While planning the revolution, the pigs struggle to counteract the lies of the raven Moses: “He claimed to know of the existence of a mysterious country called Sugarcandy Mountain, to which all animals went when they died. It was situated somewhere up in the sky, a little distance beyond the clouds.” Throughout the novel, Moses represents the Russian Orthodox Church. After the revolution, the many church leaders found themselves on the losing side, living under a government that was opposed to religion. Many priests and believers were imprisoned, tortured and executed. Early in World War II, when Nazi Germany attacked the USSR, Stalin used the Russian Orthodox Church to rally support for the war. In the novel, religion is ultimately used by the pigs as a tool to control the other animals, convincing them that although life is arduous, something better waits for them in the afterlife. Here’s how Karl Marx, author of The Communist Manifesto, described religion: “Religion is the sigh of the oppressed creature, the heart of a heartless world, and the soul of soulless conditions. It is the opium of the people.” Essentially, Marx argued that religion can provide people with comfort and the strength to carry on. Marx, however, ultimately saw religion as harmful. With the promise of idyllic afterlife, people would be less likely to rise up against the injustices of class structure and oppression. In the novel, the pigs ultimately use this to their advantage, inviting Moses back to the farm to spread stories of Sugarcandy Mountain. While he certainly participated in religious ceremonies, Orwell has been described as either an agnostic and atheist. In Animal Fam, what he’s really trying to illustrate is the way religion can be used by totalitarian regimes to maintain their control over people.

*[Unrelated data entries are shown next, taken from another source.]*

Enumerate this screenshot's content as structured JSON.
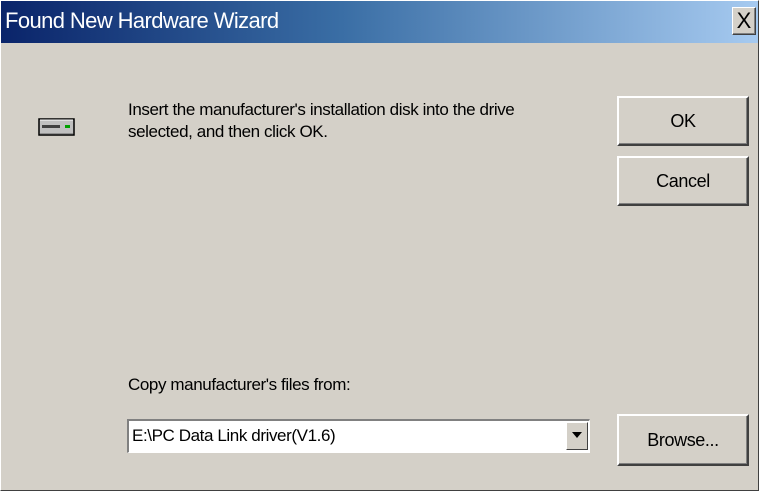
{
  "window": {
    "title": "Found New Hardware Wizard",
    "close_label": "X"
  },
  "message": "Insert the manufacturer's installation disk into the drive selected, and then click OK.",
  "buttons": {
    "ok": "OK",
    "cancel": "Cancel",
    "browse": "Browse..."
  },
  "copy_from": {
    "label": "Copy manufacturer's files from:",
    "value": "E:\\PC Data Link driver(V1.6)"
  },
  "icons": {
    "drive": "disk-drive-icon",
    "dropdown": "chevron-down-icon"
  },
  "colors": {
    "face": "#d4d0c8",
    "title_start": "#0a246a",
    "title_end": "#a6caf0"
  }
}
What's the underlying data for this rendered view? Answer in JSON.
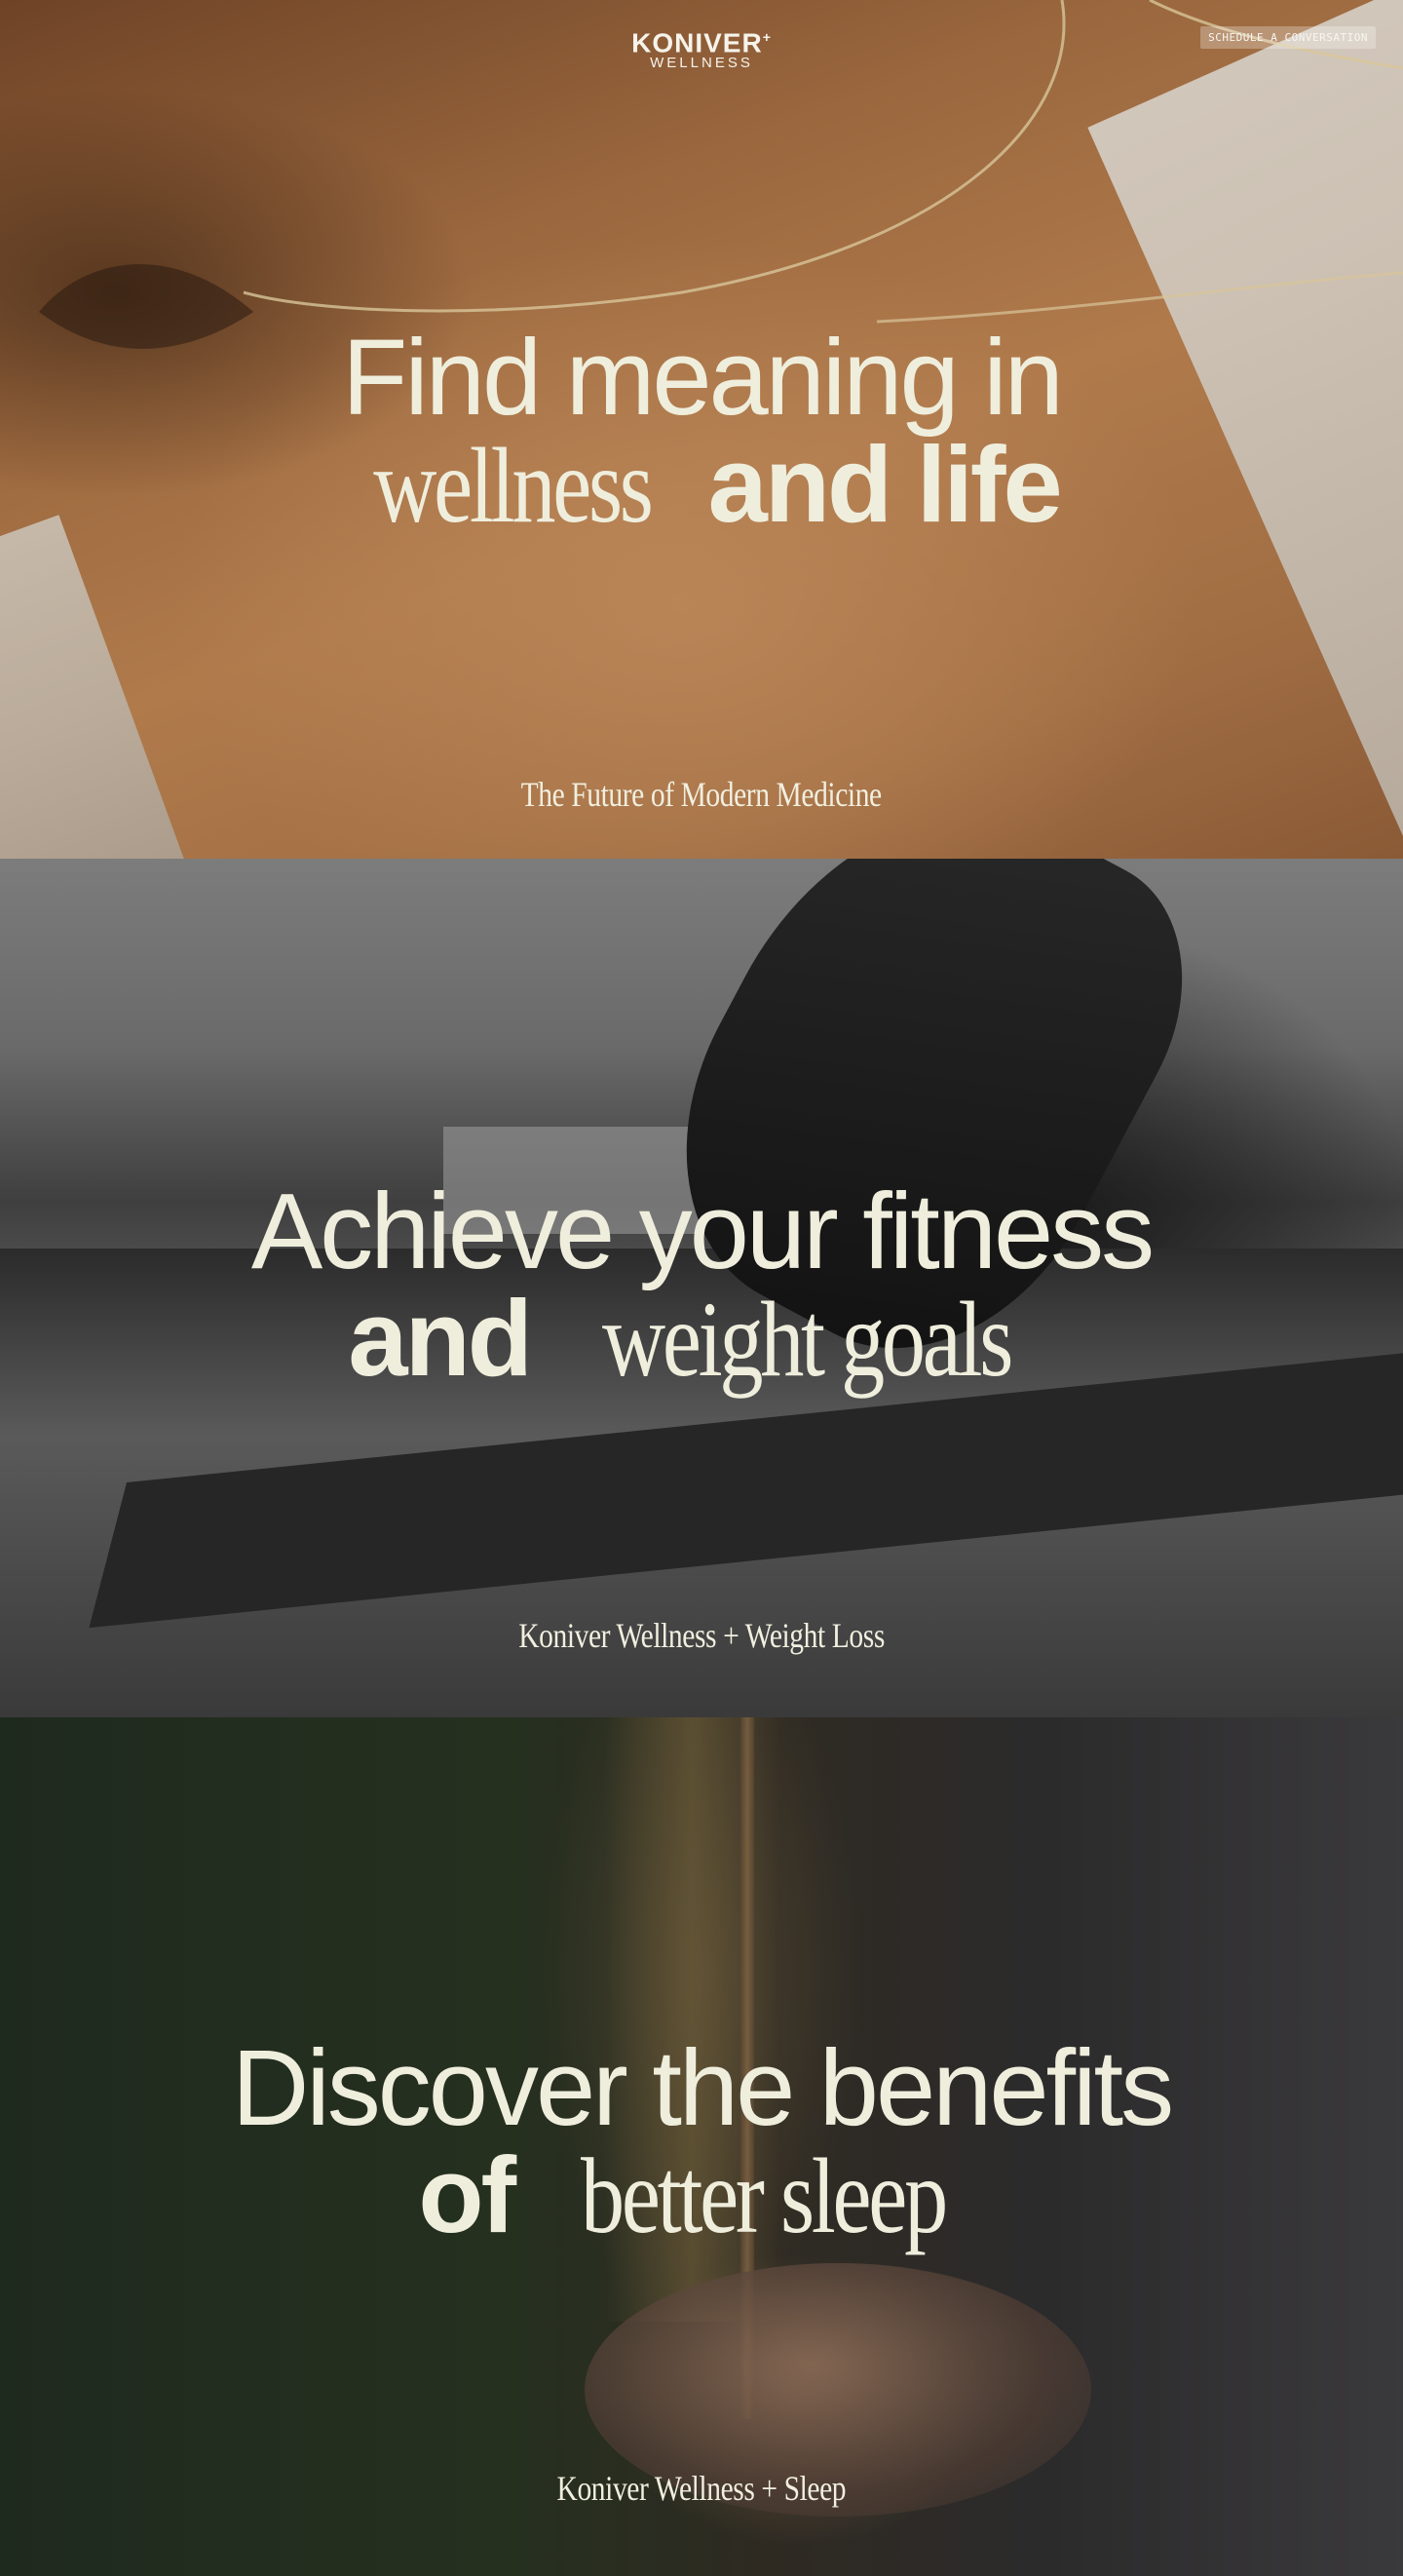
{
  "header": {
    "logo_main": "KONIVER",
    "logo_star": "+",
    "logo_sub": "WELLNESS",
    "cta_label": "SCHEDULE A CONVERSATION"
  },
  "sections": [
    {
      "line1": "Find meaning in",
      "line2_serif": "wellness",
      "line2_sans": "and life",
      "tagline": "The Future of Modern Medicine"
    },
    {
      "line1": "Achieve your fitness",
      "line2_sans": "and",
      "line2_serif": "weight goals",
      "tagline": "Koniver Wellness + Weight Loss"
    },
    {
      "line1": "Discover the benefits",
      "line2_sans": "of",
      "line2_serif": "better sleep",
      "tagline": "Koniver Wellness + Sleep"
    }
  ]
}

In Animal Farm, George Orwell explores how power can corrupt. Like the USSR, the government established by the pigs in Animal Farm eventually becomes a ruthless and corrupt dictatorship where there is little freedom. The end of the chapter, when the milk is taken by the pigs, foreshadows the greed and corruption to come.
- Write a short paragraph describing Napoleon that uses quotations from this chapter.

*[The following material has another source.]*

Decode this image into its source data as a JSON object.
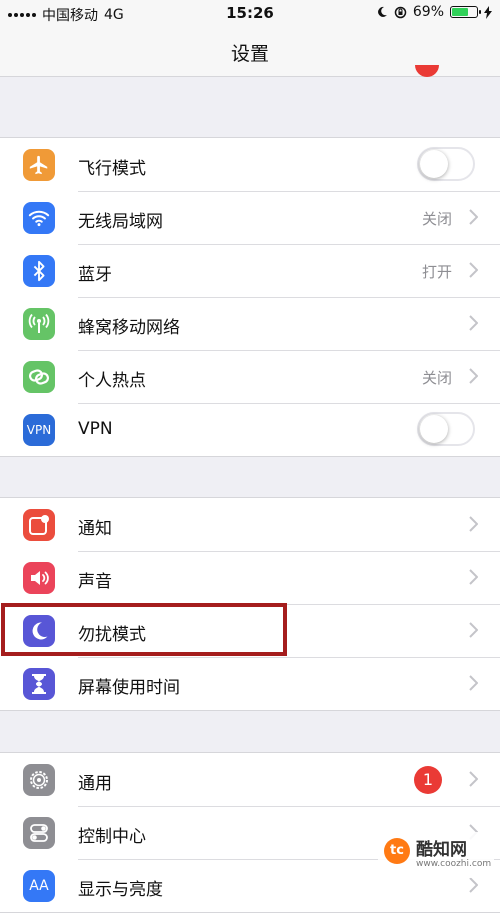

- Write a short paragraph describing Snowball that uses quotations from this chapter.
- Who is Moses? What do you think Sugarcandy Mountain represents? What can you find out about the Russian Orthodox Church and how it was treated under communist rule and Joseph Stalin?
- Why does this chapter end on an ominous note?
To show your understanding of Animal Farm Chapter 2, respond to the following topic:
In Chapter 2 foreshadows how the pigs will manipulate and control the other animals. Discuss.
Use TEEL structure when responding to this question:
- Topic sentence. Explain your stance on the topic. How does this chapter foreshadow how the pigs will manipulate and control the animals? Does it foreshadow why they are susceptible to this?
- Explanation. Explain what which aspects of control and manipulation are foreshadowed in this chapter.
- Evidence. Use short quotations from the novel in sentences of your own to support the discussion.
- Link sentence. Close off the paragraph with a sentence that links back to the topic.
Continue exploring Animal Farm with this article on Chapter 3 of the novel.